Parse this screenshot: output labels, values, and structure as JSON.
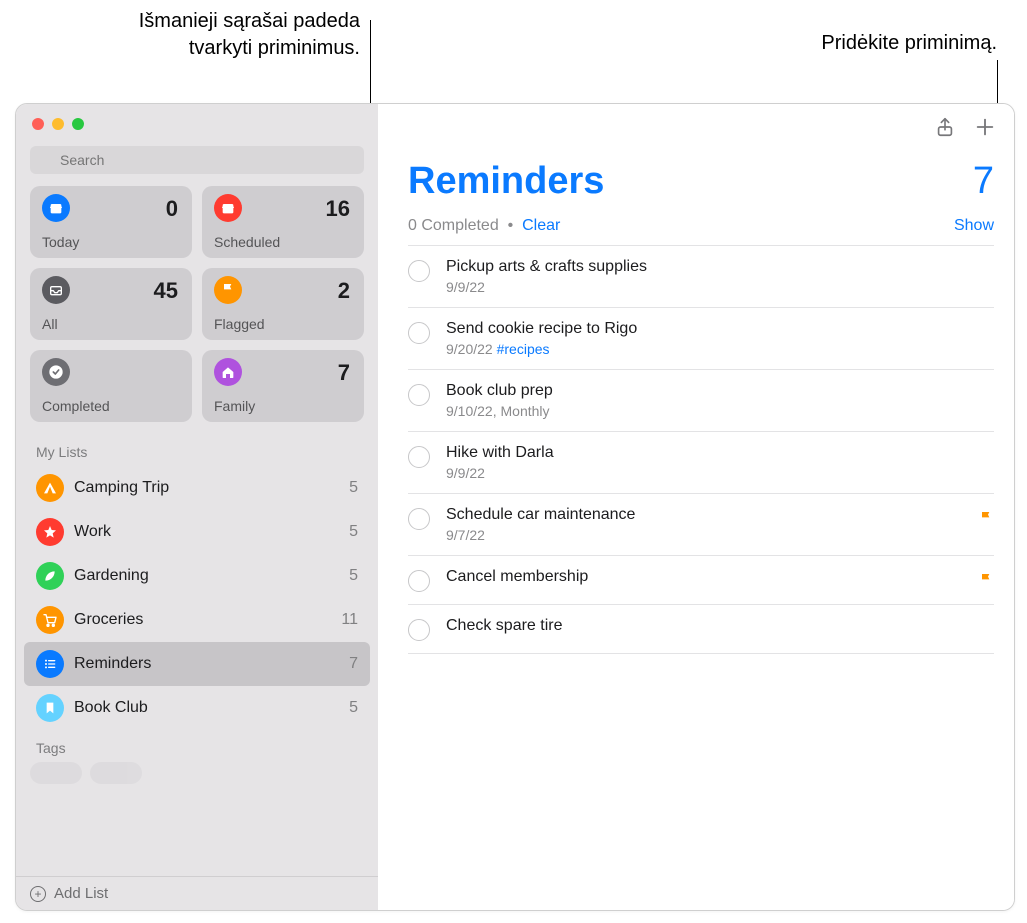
{
  "callouts": {
    "left": "Išmanieji sąrašai padeda tvarkyti priminimus.",
    "right": "Pridėkite priminimą."
  },
  "search": {
    "placeholder": "Search"
  },
  "smart": [
    {
      "label": "Today",
      "count": "0",
      "bg": "#0a7aff",
      "icon": "calendar"
    },
    {
      "label": "Scheduled",
      "count": "16",
      "bg": "#ff3b30",
      "icon": "calendar"
    },
    {
      "label": "All",
      "count": "45",
      "bg": "#5b5b60",
      "icon": "tray"
    },
    {
      "label": "Flagged",
      "count": "2",
      "bg": "#ff9500",
      "icon": "flag"
    },
    {
      "label": "Completed",
      "count": "",
      "bg": "#6e6e73",
      "icon": "check"
    },
    {
      "label": "Family",
      "count": "7",
      "bg": "#af52de",
      "icon": "house"
    }
  ],
  "sections": {
    "my_lists": "My Lists",
    "tags": "Tags"
  },
  "lists": [
    {
      "label": "Camping Trip",
      "count": "5",
      "bg": "#ff9500",
      "icon": "tent",
      "selected": false
    },
    {
      "label": "Work",
      "count": "5",
      "bg": "#ff3b30",
      "icon": "star",
      "selected": false
    },
    {
      "label": "Gardening",
      "count": "5",
      "bg": "#30d158",
      "icon": "leaf",
      "selected": false
    },
    {
      "label": "Groceries",
      "count": "11",
      "bg": "#ff9500",
      "icon": "cart",
      "selected": false
    },
    {
      "label": "Reminders",
      "count": "7",
      "bg": "#0a7aff",
      "icon": "list",
      "selected": true
    },
    {
      "label": "Book Club",
      "count": "5",
      "bg": "#64d2ff",
      "icon": "bookmark",
      "selected": false
    }
  ],
  "footer": {
    "add_list": "Add List"
  },
  "main": {
    "title": "Reminders",
    "count": "7",
    "completed_label": "0 Completed",
    "dot": "•",
    "clear": "Clear",
    "show": "Show"
  },
  "reminders": [
    {
      "title": "Pickup arts & crafts supplies",
      "meta": "9/9/22",
      "tag": "",
      "flagged": false
    },
    {
      "title": "Send cookie recipe to Rigo",
      "meta": "9/20/22 ",
      "tag": "#recipes",
      "flagged": false
    },
    {
      "title": "Book club prep",
      "meta": "9/10/22, Monthly",
      "tag": "",
      "flagged": false
    },
    {
      "title": "Hike with Darla",
      "meta": "9/9/22",
      "tag": "",
      "flagged": false
    },
    {
      "title": "Schedule car maintenance",
      "meta": "9/7/22",
      "tag": "",
      "flagged": true
    },
    {
      "title": "Cancel membership",
      "meta": "",
      "tag": "",
      "flagged": true
    },
    {
      "title": "Check spare tire",
      "meta": "",
      "tag": "",
      "flagged": false
    }
  ]
}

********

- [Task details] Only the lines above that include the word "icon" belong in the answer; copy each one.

- [Exercise response]
      "icon": "calendar"
      "icon": "calendar"
      "icon": "tray"
      "icon": "flag"
      "icon": "check"
      "icon": "house"
      "icon": "tent",
      "icon": "star",
      "icon": "leaf",
      "icon": "cart",
      "icon": "list",
      "icon": "bookmark",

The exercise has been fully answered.